FOR THE LOVE OF GOD

OKAY

OKAY

BREATHE

Okay.

Listen, guys:

Thee Oh Sees are going on hiatus. But they are not breaking up.

Goodnight, sweet prince Dwyer guy.

May flights of angels sing thee to thy rest; until, like, whenever.

NPR + WSJ = HIP

A4L YO

Note: There’s no story here. For the record, I acknowledge that making fun of music coverage on NPR is like shooting fish in a barrel, where the barrel is filled with fish and made of fish.

But still, it was objectively hilarious to hear Marc Myers, of the Wall Street Journal’s music appreciation division, run through a fistful of utterly forgettable and Starbucks-primed Christmas tunes on Morning Edition today.

A Nick Lowe novelty tune—that’s not only funny but “hip”? Sold!

A “bluegrass” gal who’s—get this—in her twenties? Stop the (coffee) presses!

A sultry-voiced chanteuse singing over a cool jazz combo, sounding like Norah Jones fronting the Vince Guaraldi Trio? Oh, get out of my dreams and get into my Saab—wait, and she’s hip, too? Shut the front door!

Maybe it’s just me; I don’t know if I can explain this, if you’re not giggling already. He’s from the Wall Street Journal. He’s providing an overview of this year’s crop of holiday music.
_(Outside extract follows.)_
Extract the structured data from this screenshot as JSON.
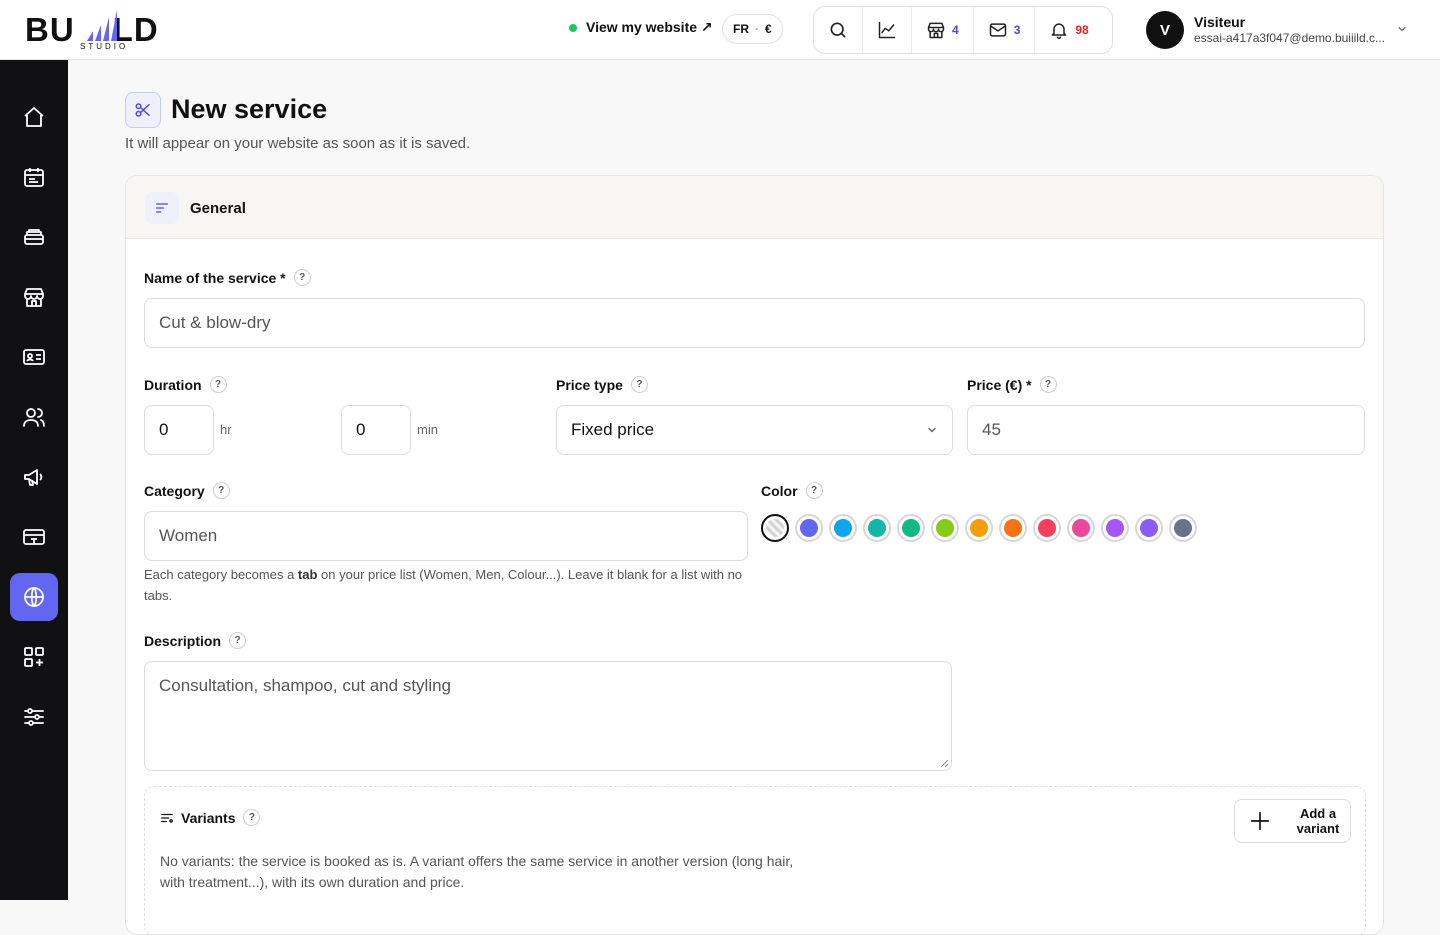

He’s using the word “hip.” Okay, hang on—he’s the author of the following books (per Wikipedia):

How to Make Luck: 7 Secrets Lucky People Use to Succeed

Affluent for Life (ghost written for Ted Ridlehuber) [Yes, the Ted Ridlehuber]

Ernst & Young’s Profit from the New Tax Law

So, you know—clearly, “hip” is his beat. (Man.)

It’s almost as goofy as mashing up* Raymond Carver and Jay-Z—where we’re all like whaaa? Oh, no, they didn’t… But they did, yo! NPR, you so cray-cray! Can you dig it? Trés clever, beaucoups pithy—implicitly challenging notions of the entrenched and the innovative! Like, the conventional/established short story form of Carver and the, um, hang on—the, uh, way edgy, super-innovative and totally not conventional musical expressions of people like Jay-Z and Drake, who are, like, definitely pushing the envelope.

(Note: The envelope is filled with money and is made of money.)

The calls are coming from inside the house.

* Never mind; it’s something the kids used to do when NPR was discussing the Beatles and listening to their grandchildren debate which was “the best Tribe album”?! (or whatever!).